class brainpy.integrators.fde.Caputo.CaputoEuler(f, alpha, num_memory, inits, dt=None, name=None, state_delays=None)[source]#

One-step Euler method for Caputo fractional differential equations.

Given a fractional initial value problem,

\[D_{*}^{\alpha} y(t)=f(t, y(t)), \quad y^{(k)}(0)=y_{0}^{(k)}, \quad k=0,1, \ldots,\lceil\alpha\rceil-1\]

where the \(y_0^{(k)}\) ay be arbitrary real numbers and where \(\alpha>0\). \(D_{*}^{\alpha}\) denotes the differential operator in the sense of Caputo, defined by

\[D_{*}^{\alpha} z(t)=J^{n-\alpha} D^{n} z(t)\]

where \(n:=\lceil\alpha\rceil\) is the smallest integer \(\geqslant \alpha\), Here \(D^n\) is the usual differential operator of (integer) order \(n\), and for \(\mu > 0\), \(J^{\mu}\) is the Riemann–Liouville integral operator of order \(\mu\), defined by

\[J^{\mu} z(t)=\frac{1}{\Gamma(\mu)} \int_{0}^{t}(t-u)^{\mu-1} z(u) \mathrm{d} u\]

The one-step Euler method for fractional differential equation is defined as

\[y_{k+1} = y_0 + \frac{1}{\Gamma(\alpha)} \sum_{j=0}^{k} b_{j, k+1} f\left(t_{j}, y_{j}\right).\]


\[b_{j, k+1}=\frac{h^{\alpha}}{\alpha}\left((k+1-j)^{\alpha}-(k-j)^{\alpha}\right).\]


>>> import brainpy as bp
>>> a, b, c = 10, 28, 8 / 3
>>> def lorenz(x, y, z, t):
>>>   dx = a * (y - x)
>>>   dy = x * (b - z) - y
>>>   dz = x * y - c * z
>>>   return dx, dy, dz
>>> duration = 30.
>>> dt = 0.005
>>> inits = [1., 0., 1.]
>>> f = bp.fde.CaputoEuler(lorenz, alpha=0.97, num_memory=int(duration / dt), inits=inits)
>>> runner = bp.integrators.IntegratorRunner(f, monitors=list('xyz'), dt=dt, inits=inits)
>>> import matplotlib.pyplot as plt
>>> plt.plot(runner.mon.x.flatten(), runner.mon.z.flatten())
  • f (callable) – The derivative function.

  • alpha (int, float, jnp.ndarray, bm.ndarray, sequence) – The fractional-order of the derivative function.

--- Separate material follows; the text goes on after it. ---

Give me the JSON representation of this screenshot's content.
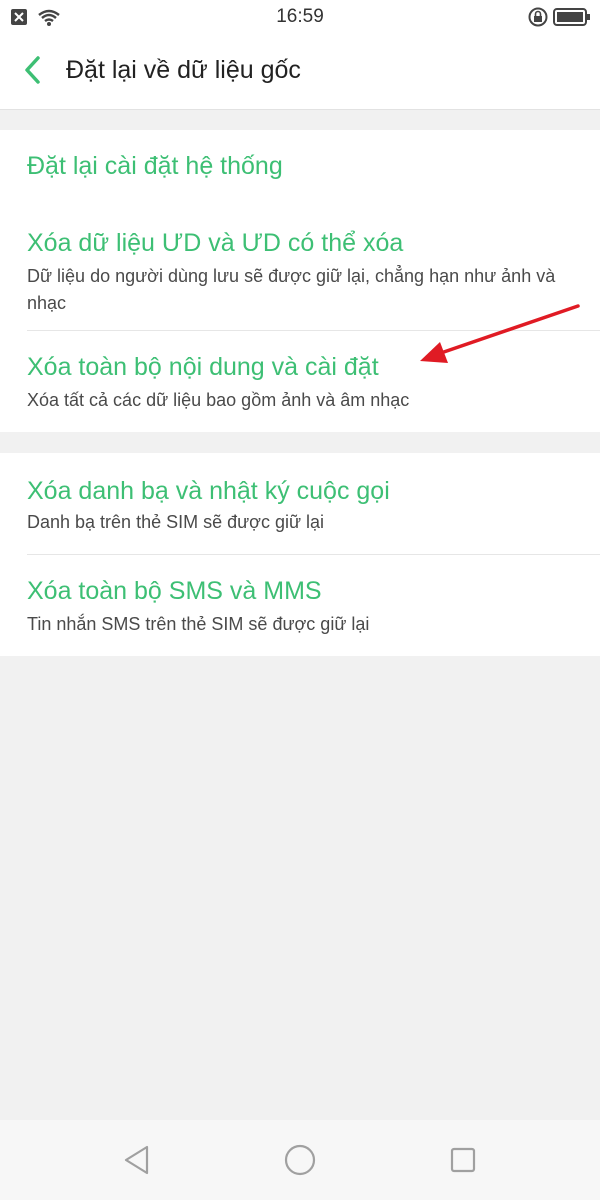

Should be in the range of (0., 1.).

  • num_memory (int) – The total time step of the simulation.

  • inits (sequence) – A sequence of the initial values for variables.

  • dt (float, int) – The numerical precision.

  • name (str) – The integrator name.



Li, Changpin, and Fanhai Zeng. “The finite difference methods for fractional ordinary differential equations.” Numerical Functional Analysis and Optimization 34.2 (2013): 149-179.


Diethelm, Kai, Neville J. Ford, and Alan D. Freed. “Detailed error analysis for a fractional Adams method.” Numerical algorithms 36.1 (2004): 31-52.

__init__(f, alpha, num_memory, inits, dt=None, name=None, state_delays=None)[source]#


__init__(f, alpha, num_memory, inits[, dt, ...])

load_states(filename[, verbose])

Load the model states.

nodes([method, level, include_self])

Collect all children nodes.

register_implicit_nodes(*nodes, **named_nodes)

register_implicit_vars(*variables, ...)

save_states(filename[, variables])

Save the model states.


Set the integral function.

train_vars([method, level, include_self])

The shortcut for retrieving all trainable variables.

unique_name([name, type_])

Get the unique name for this object.

vars([method, level, include_self])

Collect all variables in this node and the children nodes.



All arguments when calling the numer integrator of the differential equation.


The numerical integration precision.


The integral function.


Name of the model.


The parameters defined in the differential equation.


State delays.


The variables defined in the differential equation.